APPA Fine Foods, a Corona, Calif., establishment, is recalling approximately 7,325 pounds of ready-to-eat chicken pasta salad products because they contain cilantro that may be contaminated with Salmonella, the U.S. Department of Agriculture’s Food Safety and Inspection Service (FSIS) announced today.

The following products are subject to this recall:

  • 12 oz. packages of “Spicy THAI STYLE PASTA SALAD”

The chicken pasta products were produced on Oct. 25, 27, and 29, 2010. The packages bear the establishment number “P-21030” within the USDA Mark of Inspection as well as a “USE BY” date of Oct. 31 or Nov. 1-6, 2010.

FSIS learned of the problem from the company as a result of an ongoing investigation into a cilantro recall issued by an FDA-inspected establishment.

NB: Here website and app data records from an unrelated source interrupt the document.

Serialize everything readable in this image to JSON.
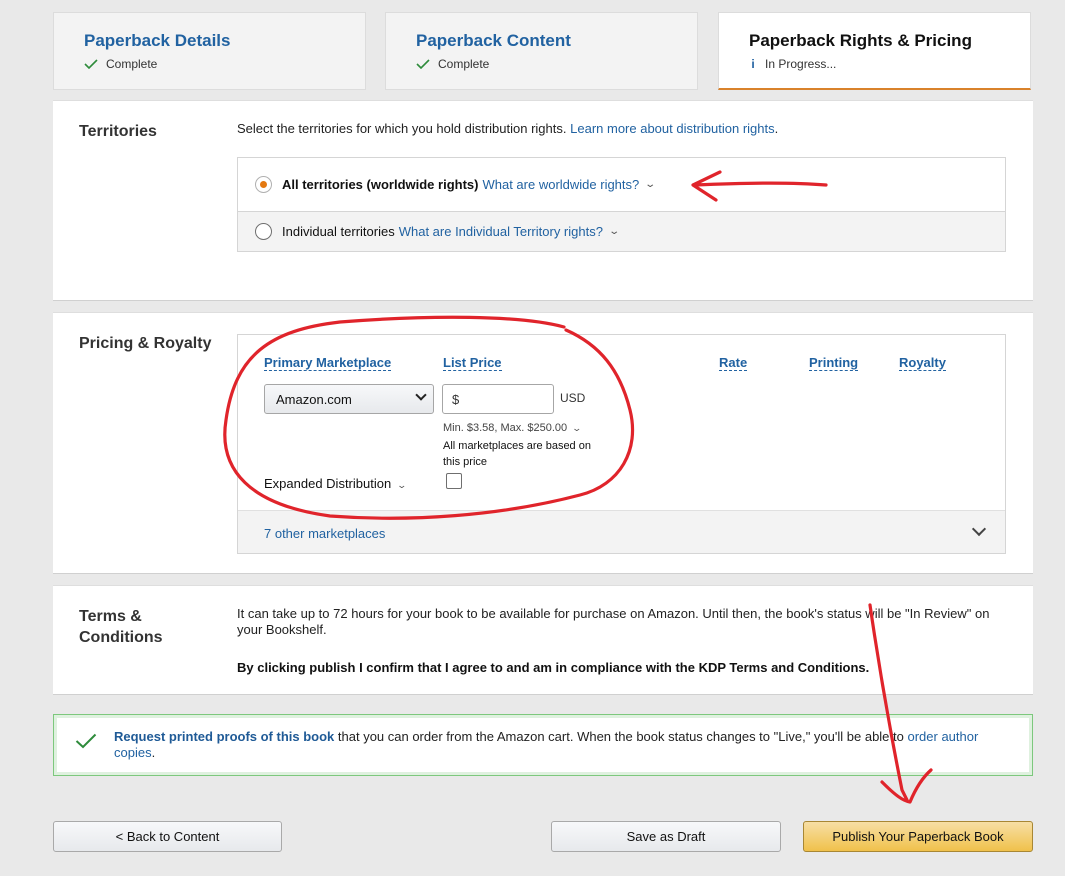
{
  "tabs": [
    {
      "title": "Paperback Details",
      "status": "Complete",
      "state": "complete"
    },
    {
      "title": "Paperback Content",
      "status": "Complete",
      "state": "complete"
    },
    {
      "title": "Paperback Rights & Pricing",
      "status": "In Progress...",
      "state": "in-progress"
    }
  ],
  "territories": {
    "label": "Territories",
    "intro": "Select the territories for which you hold distribution rights.",
    "learn_more": "Learn more about distribution rights",
    "intro_end": ".",
    "options": [
      {
        "label": "All territories (worldwide rights)",
        "help": "What are worldwide rights?",
        "selected": true
      },
      {
        "label": "Individual territories",
        "help": "What are Individual Territory rights?",
        "selected": false
      }
    ]
  },
  "pricing": {
    "label": "Pricing & Royalty",
    "columns": {
      "marketplace": "Primary Marketplace",
      "list_price": "List Price",
      "rate": "Rate",
      "printing": "Printing",
      "royalty": "Royalty"
    },
    "marketplace_value": "Amazon.com",
    "price_placeholder": "$",
    "currency": "USD",
    "min_max": "Min. $3.58, Max. $250.00",
    "all_marketplaces_note": "All marketplaces are based on this price",
    "expanded_distribution": "Expanded Distribution",
    "expanded_checked": false,
    "other_marketplaces": "7 other marketplaces"
  },
  "terms": {
    "label": "Terms & Conditions",
    "text": "It can take up to 72 hours for your book to be available for purchase on Amazon. Until then, the book's status will be \"In Review\" on your Bookshelf.",
    "confirm": "By clicking publish I confirm that I agree to and am in compliance with the KDP Terms and Conditions."
  },
  "proof": {
    "link": "Request printed proofs of this book",
    "text": " that you can order from the Amazon cart. When the book status changes to \"Live,\" you'll be able to ",
    "link2": "order author copies",
    "end": "."
  },
  "buttons": {
    "back": "< Back to Content",
    "draft": "Save as Draft",
    "publish": "Publish Your Paperback Book"
  },
  "colors": {
    "link": "#2162a1",
    "accent_orange": "#e47911",
    "annotation_red": "#e0242b",
    "success_green": "#2e8b3b"
  }
}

FSIS has received no reports of illnesses associated with the consumption of these ready-to-eat chicken pasta salad products.

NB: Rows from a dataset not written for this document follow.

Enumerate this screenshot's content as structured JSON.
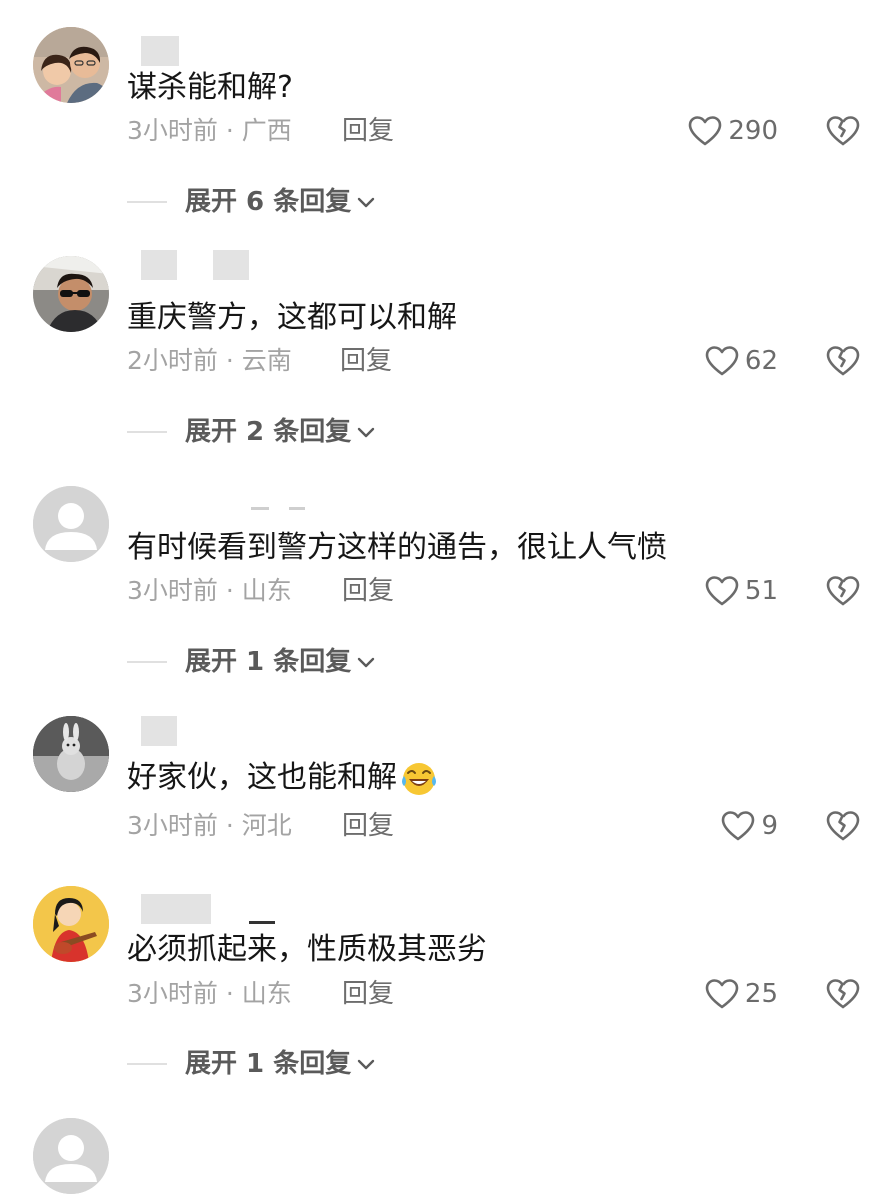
{
  "comments": [
    {
      "text": "谋杀能和解?",
      "time": "3小时前",
      "location": "广西",
      "meta": "3小时前 · 广西",
      "reply_label": "回复",
      "likes": "290",
      "expand_label": "展开 6 条回复",
      "avatar_icon": "photo-avatar-couple"
    },
    {
      "text": "重庆警方，这都可以和解",
      "time": "2小时前",
      "location": "云南",
      "meta": "2小时前 · 云南",
      "reply_label": "回复",
      "likes": "62",
      "expand_label": "展开 2 条回复",
      "avatar_icon": "photo-avatar-sunglasses"
    },
    {
      "text": "有时候看到警方这样的通告，很让人气愤",
      "time": "3小时前",
      "location": "山东",
      "meta": "3小时前 · 山东",
      "reply_label": "回复",
      "likes": "51",
      "expand_label": "展开 1 条回复",
      "avatar_icon": "default-avatar"
    },
    {
      "text": "好家伙，这也能和解",
      "emoji": "crying-laughing-emoji",
      "time": "3小时前",
      "location": "河北",
      "meta": "3小时前 · 河北",
      "reply_label": "回复",
      "likes": "9",
      "avatar_icon": "photo-avatar-rabbit"
    },
    {
      "text": "必须抓起来，性质极其恶劣",
      "time": "3小时前",
      "location": "山东",
      "meta": "3小时前 · 山东",
      "reply_label": "回复",
      "likes": "25",
      "expand_label": "展开 1 条回复",
      "avatar_icon": "cartoon-avatar-guitarist"
    }
  ],
  "colors": {
    "text_primary": "#161616",
    "text_meta": "#a3a3a3",
    "icon_gray": "#6b6b6b",
    "redaction": "#e3e3e3"
  },
  "icons": {
    "like": "heart-outline-icon",
    "dislike": "broken-heart-icon",
    "expand": "chevron-down-icon"
  }
}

The ready-to-eat chicken pasta salad products were distributed to distribution centers that sell to a single retail chain in California. When available, the retail distribution list(s) will be posted on FSIS’ website at http://www.fsis.usda.gov/FSIS_Recalls/Open_Federal_Cases/index.asp.

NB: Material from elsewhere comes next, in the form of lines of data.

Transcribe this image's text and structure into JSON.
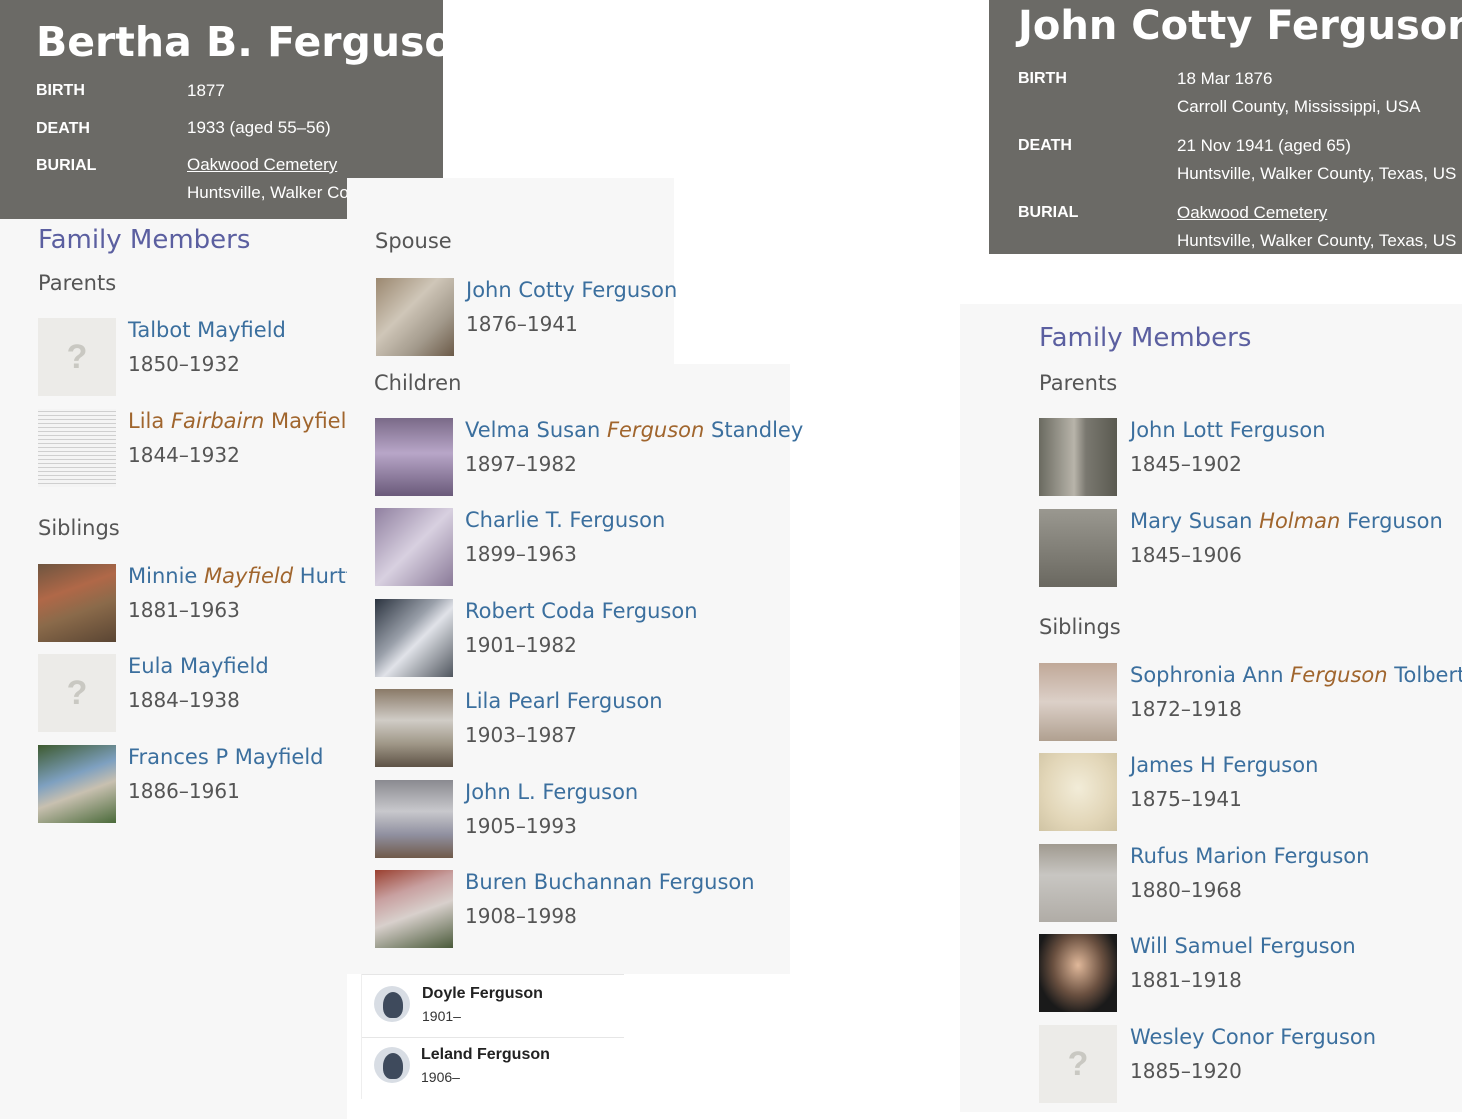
{
  "bertha": {
    "name": "Bertha B. Ferguson",
    "birth_label": "BIRTH",
    "birth": "1877",
    "death_label": "DEATH",
    "death": "1933 (aged 55–56)",
    "burial_label": "BURIAL",
    "burial_cemetery": "Oakwood Cemetery",
    "burial_place": "Huntsville, Walker County, Texas, U"
  },
  "bertha_family": {
    "title": "Family Members",
    "parents_title": "Parents",
    "parents": [
      {
        "name": "Talbot Mayfield",
        "dates": "1850–1932"
      },
      {
        "first": "Lila",
        "maiden": "Fairbairn",
        "last": "Mayfield",
        "dates": "1844–1932"
      }
    ],
    "siblings_title": "Siblings",
    "siblings": [
      {
        "first": "Minnie",
        "maiden": "Mayfield",
        "last": "Hurtt",
        "dates": "1881–1963"
      },
      {
        "name": "Eula Mayfield",
        "dates": "1884–1938"
      },
      {
        "name": "Frances P Mayfield",
        "dates": "1886–1961"
      }
    ]
  },
  "spouse_section": {
    "title": "Spouse",
    "spouse": {
      "name": "John Cotty Ferguson",
      "dates": "1876–1941"
    }
  },
  "children_section": {
    "title": "Children",
    "children": [
      {
        "first": "Velma Susan",
        "maiden": "Ferguson",
        "last": "Standley",
        "dates": "1897–1982"
      },
      {
        "name": "Charlie T. Ferguson",
        "dates": "1899–1963"
      },
      {
        "name": "Robert Coda Ferguson",
        "dates": "1901–1982"
      },
      {
        "name": "Lila Pearl Ferguson",
        "dates": "1903–1987"
      },
      {
        "name": "John L. Ferguson",
        "dates": "1905–1993"
      },
      {
        "name": "Buren Buchannan Ferguson",
        "dates": "1908–1998"
      }
    ]
  },
  "extra_children": [
    {
      "name": "Doyle Ferguson",
      "dates": "1901–"
    },
    {
      "name": "Leland Ferguson",
      "dates": "1906–"
    }
  ],
  "john": {
    "name": "John Cotty Ferguson",
    "birth_label": "BIRTH",
    "birth_date": "18 Mar 1876",
    "birth_place": "Carroll County, Mississippi, USA",
    "death_label": "DEATH",
    "death_date": "21 Nov 1941 (aged 65)",
    "death_place": "Huntsville, Walker County, Texas, US",
    "burial_label": "BURIAL",
    "burial_cemetery": "Oakwood Cemetery",
    "burial_place": "Huntsville, Walker County, Texas, US"
  },
  "john_family": {
    "title": "Family Members",
    "parents_title": "Parents",
    "parents": [
      {
        "name": "John Lott Ferguson",
        "dates": "1845–1902"
      },
      {
        "first": "Mary Susan",
        "maiden": "Holman",
        "last": "Ferguson",
        "dates": "1845–1906"
      }
    ],
    "siblings_title": "Siblings",
    "siblings": [
      {
        "first": "Sophronia Ann",
        "maiden": "Ferguson",
        "last": "Tolbert",
        "dates": "1872–1918"
      },
      {
        "name": "James H Ferguson",
        "dates": "1875–1941"
      },
      {
        "name": "Rufus Marion Ferguson",
        "dates": "1880–1968"
      },
      {
        "name": "Will Samuel Ferguson",
        "dates": "1881–1918"
      },
      {
        "name": "Wesley Conor Ferguson",
        "dates": "1885–1920"
      }
    ]
  },
  "icons": {
    "placeholder": "question-mark-icon",
    "avatar": "person-avatar-icon"
  },
  "colors": {
    "header_bg": "#6b6a66",
    "link": "#3b6f9e",
    "maiden": "#a0652d",
    "family_title": "#5b5fa0"
  }
}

Consumer with questions about the recall may contact the company’s Insurance Coordinator, Denise McGrath, at (951) 278-2772 ext. 8113. Media with questions about the recall may contact the company’s President, Thom Rindt, at (951) 278-2772.

Consumption of food contaminated with Salmonella can cause salmonellosis, one of the most common bacterial foodborne illnesses. Salmonella infections can be life-threatening, especially to those with weak immune systems, such as infants, the elderly, and persons with HIV infection or undergoing chemotherapy. The most common manifestations of salmonellosis are diarrhea, abdominal cramps, and fever within eight to 72 hours. Additional symptoms may be chills, headache, nausea and vomiting that can last up to seven days.